"There is, however, another aspect of Bolshevism from which I differ more fundamentally.  Bolshevism is not merely a political doctrine; it is also a religion, with elaborate dogmas and inspired scriptures.  When Lenin wishes to prove some proposition, he does so, if possible, by quoting texts from Marx and Engels.  A full-fledged Communist is not merely a man who believes that land and capital should be held in common and their produce distributed as nearly equally as possible.  He is a man who entertains a number of elaborate and dogmatic beliefs—such as philosophic materialism, for example—which may be true, but are not, to a scientific temper, capable of being known to be true with any certainty.  This habit of militant certainty about objectively doubtful matters is one from which, since the Renaissance, the world has been gradually emerging, into that temper of constructive and fruitful skepticism which constitutes the scientific outlook."

Anonymous said...

One clarification is perhaps in order.  Russell’s “philosophic materialism” is a technical term not to be confused with the epithet used by 21st-century creationists.  Russell explains the “materialism” of which he speaks above in the chapter on Marx of his book A History of Western Philosophy.

Anonymous said...

Writing of the assassination attempt on Rep. Gabrielle Giffords in Tucson, Arizona, on Jan. 8, which left six people dead and 14 wounded, some critically, the New York Times reported ("Doctors Say Giffords's Condition Points to Survival," New York Times, Jan. 12, 2011, A14):

"... members of the Westboro Baptist Church in Kansas ... have praised the shooting and plan to picket the funeral on Thursday of Christina Green, a 9-year-old victim, and a service on Friday for Judge John M. Roll of Federal District Court."

sbh said...

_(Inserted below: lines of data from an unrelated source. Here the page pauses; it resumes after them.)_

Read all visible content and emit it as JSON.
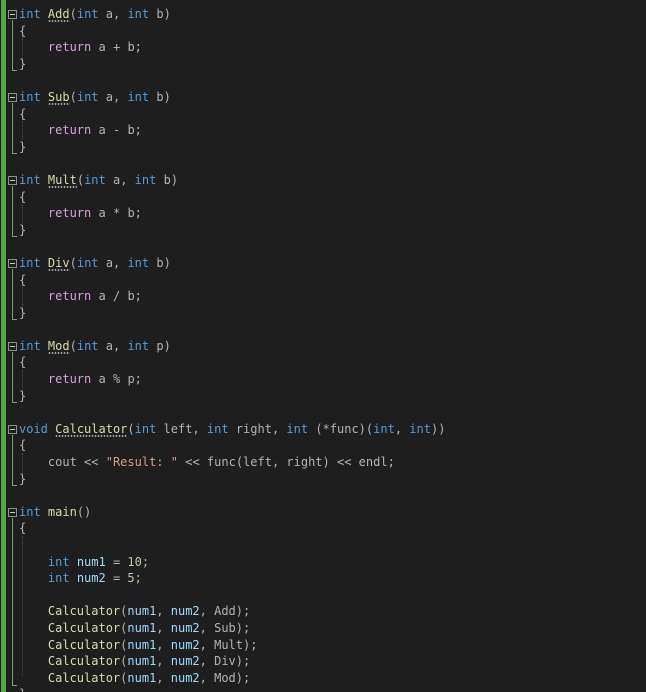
{
  "editor": {
    "functions": {
      "add": {
        "ret": "int",
        "name": "Add",
        "t1": "int",
        "p1": "a",
        "t2": "int",
        "p2": "b",
        "ret_kw": "return",
        "lhs": "a",
        "op": "+",
        "rhs": "b"
      },
      "sub": {
        "ret": "int",
        "name": "Sub",
        "t1": "int",
        "p1": "a",
        "t2": "int",
        "p2": "b",
        "ret_kw": "return",
        "lhs": "a",
        "op": "-",
        "rhs": "b"
      },
      "mult": {
        "ret": "int",
        "name": "Mult",
        "t1": "int",
        "p1": "a",
        "t2": "int",
        "p2": "b",
        "ret_kw": "return",
        "lhs": "a",
        "op": "*",
        "rhs": "b"
      },
      "div": {
        "ret": "int",
        "name": "Div",
        "t1": "int",
        "p1": "a",
        "t2": "int",
        "p2": "b",
        "ret_kw": "return",
        "lhs": "a",
        "op": "/",
        "rhs": "b"
      },
      "mod": {
        "ret": "int",
        "name": "Mod",
        "t1": "int",
        "p1": "a",
        "t2": "int",
        "p2": "p",
        "ret_kw": "return",
        "lhs": "a",
        "op": "%",
        "rhs": "p"
      }
    },
    "calculator": {
      "ret": "void",
      "name": "Calculator",
      "t1": "int",
      "p1": "left",
      "t2": "int",
      "p2": "right",
      "t3": "int",
      "fp": "(*func)",
      "ft1": "int",
      "ft2": "int",
      "cout": "cout",
      "shl": "<<",
      "str": "\"Result: \"",
      "call": "func",
      "a1": "left",
      "a2": "right",
      "endl": "endl"
    },
    "main": {
      "ret": "int",
      "name": "main",
      "decls": [
        {
          "type": "int",
          "name": "num1",
          "value": "10"
        },
        {
          "type": "int",
          "name": "num2",
          "value": "5"
        }
      ],
      "calls": [
        {
          "fn": "Calculator",
          "a1": "num1",
          "a2": "num2",
          "a3": "Add"
        },
        {
          "fn": "Calculator",
          "a1": "num1",
          "a2": "num2",
          "a3": "Sub"
        },
        {
          "fn": "Calculator",
          "a1": "num1",
          "a2": "num2",
          "a3": "Mult"
        },
        {
          "fn": "Calculator",
          "a1": "num1",
          "a2": "num2",
          "a3": "Div"
        },
        {
          "fn": "Calculator",
          "a1": "num1",
          "a2": "num2",
          "a3": "Mod"
        }
      ]
    },
    "colors": {
      "background": "#1e1e1e",
      "keyword": "#569cd6",
      "control": "#d8a0df",
      "function": "#dcdcaa",
      "variable": "#9cdcfe",
      "number": "#b5cea8",
      "string": "#d69d85",
      "change_bar": "#57a64a"
    }
  }
}
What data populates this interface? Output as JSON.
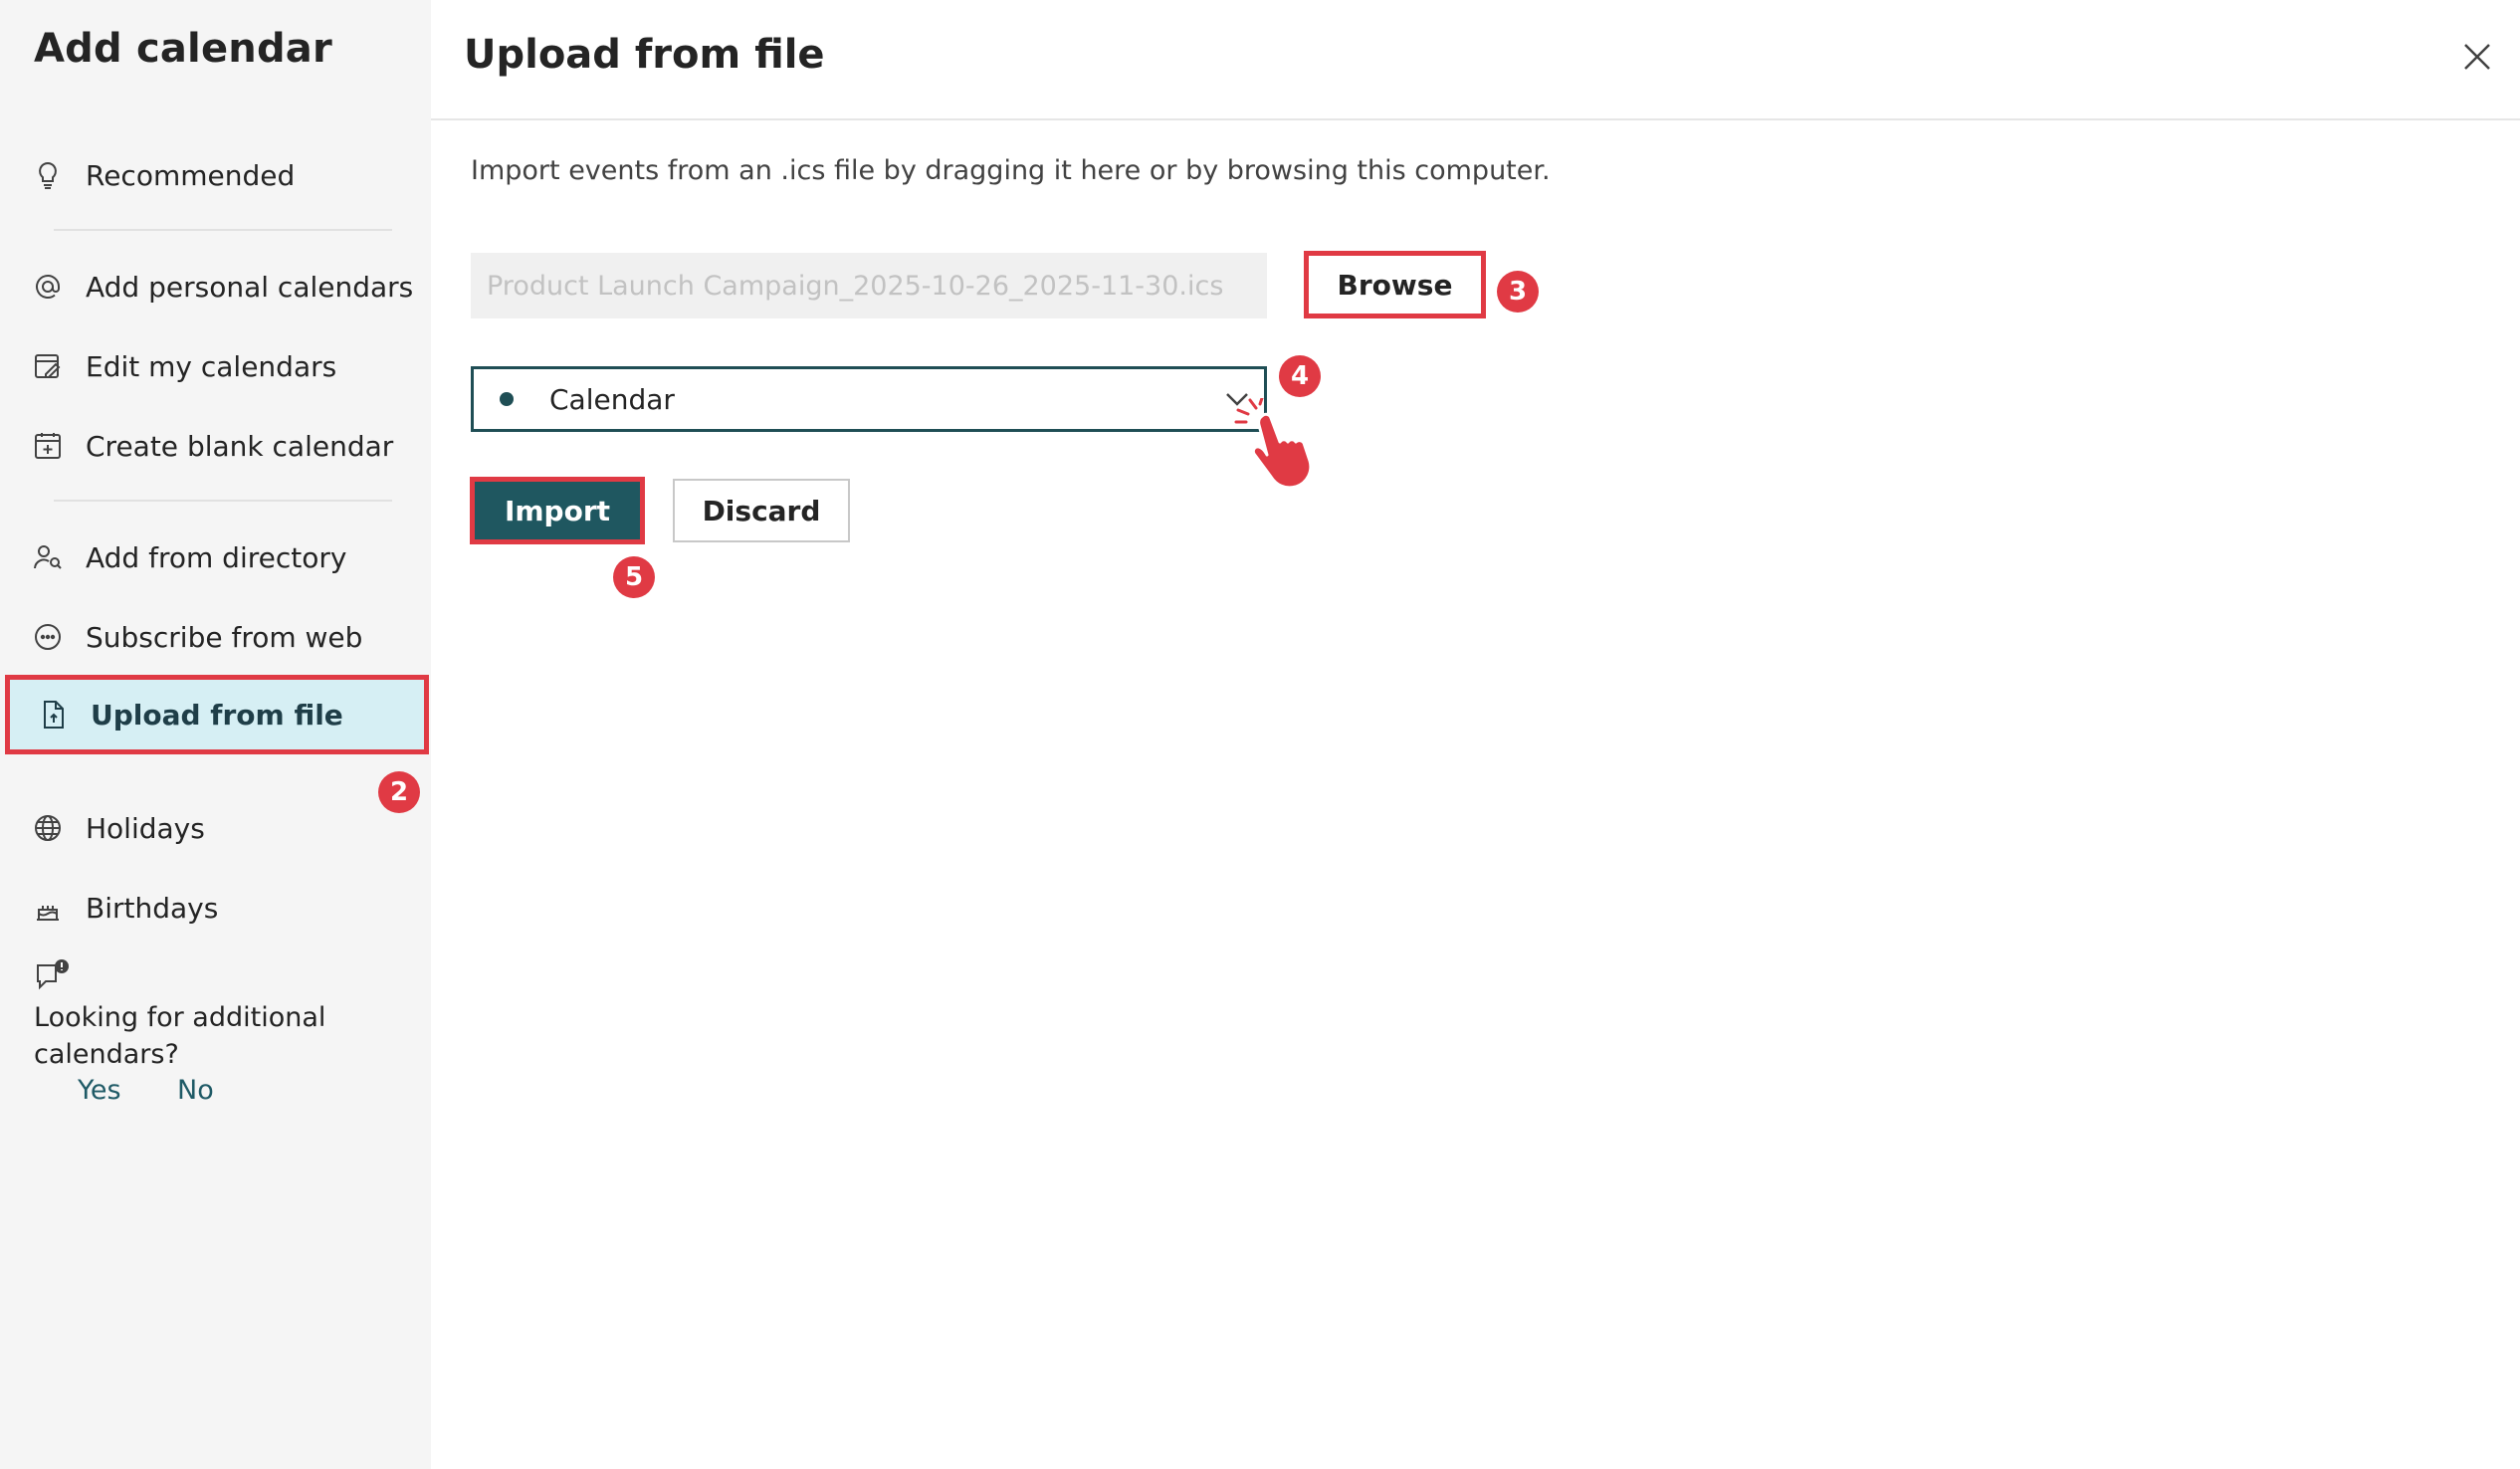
{
  "sidebar": {
    "title": "Add calendar",
    "items": [
      {
        "label": "Recommended",
        "icon": "lightbulb-icon"
      },
      {
        "label": "Add personal calendars",
        "icon": "at-sign-icon"
      },
      {
        "label": "Edit my calendars",
        "icon": "edit-calendar-icon"
      },
      {
        "label": "Create blank calendar",
        "icon": "calendar-add-icon"
      },
      {
        "label": "Add from directory",
        "icon": "people-search-icon"
      },
      {
        "label": "Subscribe from web",
        "icon": "web-link-icon"
      },
      {
        "label": "Upload from file",
        "icon": "document-arrow-icon",
        "selected": true
      },
      {
        "label": "Holidays",
        "icon": "globe-icon"
      },
      {
        "label": "Birthdays",
        "icon": "cake-icon"
      }
    ],
    "feedback": {
      "question": "Looking for additional calendars?",
      "yes": "Yes",
      "no": "No",
      "icon": "chat-alert-icon"
    }
  },
  "main": {
    "title": "Upload from file",
    "instructions": "Import events from an .ics file by dragging it here or by browsing this computer.",
    "file_field_value": "Product Launch Campaign_2025-10-26_2025-11-30.ics",
    "browse_label": "Browse",
    "calendar_select": "Calendar",
    "import_label": "Import",
    "discard_label": "Discard"
  },
  "steps": {
    "upload_step": "2",
    "browse_step": "3",
    "select_step": "4",
    "import_step": "5"
  },
  "colors": {
    "accent": "#1f5760",
    "highlight": "#e03a44",
    "selected_bg": "#d6eff4",
    "sidebar_bg": "#f5f5f5"
  }
}
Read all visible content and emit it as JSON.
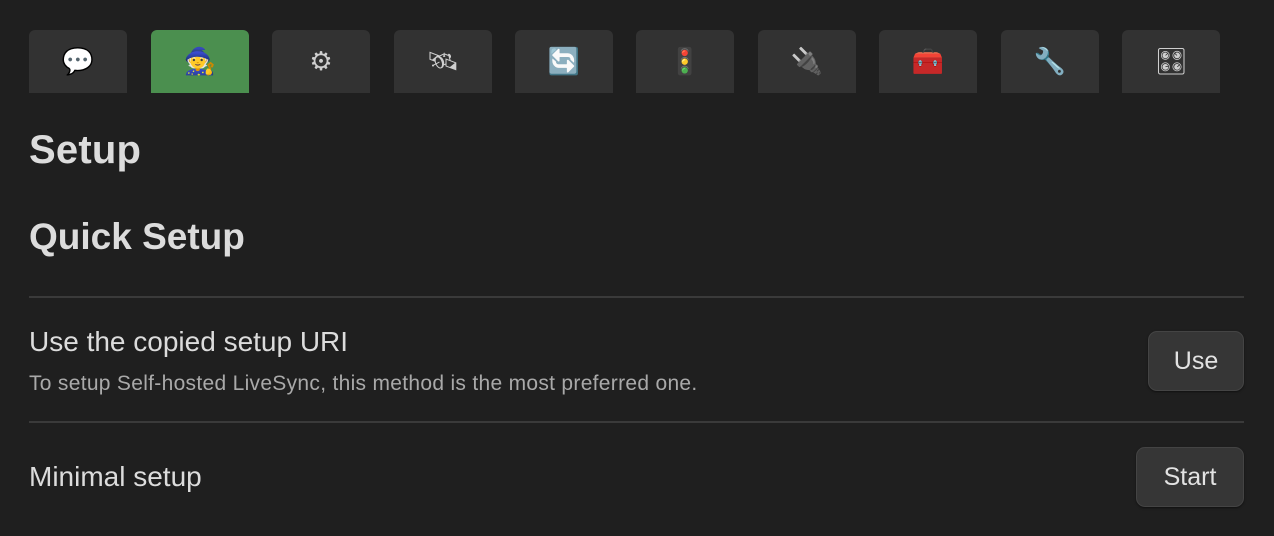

Actually teen pregnancy has gone down "since they took out prayer and Bible readings" from the schools. It supposedly reached a high in the mid-fifties, when school districts around the nation were adding prayer and bible-reading to the curriculum in response to the red menace (the New York prayer the Supreme Court struck down was actually a recent innovation, not a long-established practice). And the rate has been declining ever since, though it's still quite high compared to more godless regions of the world.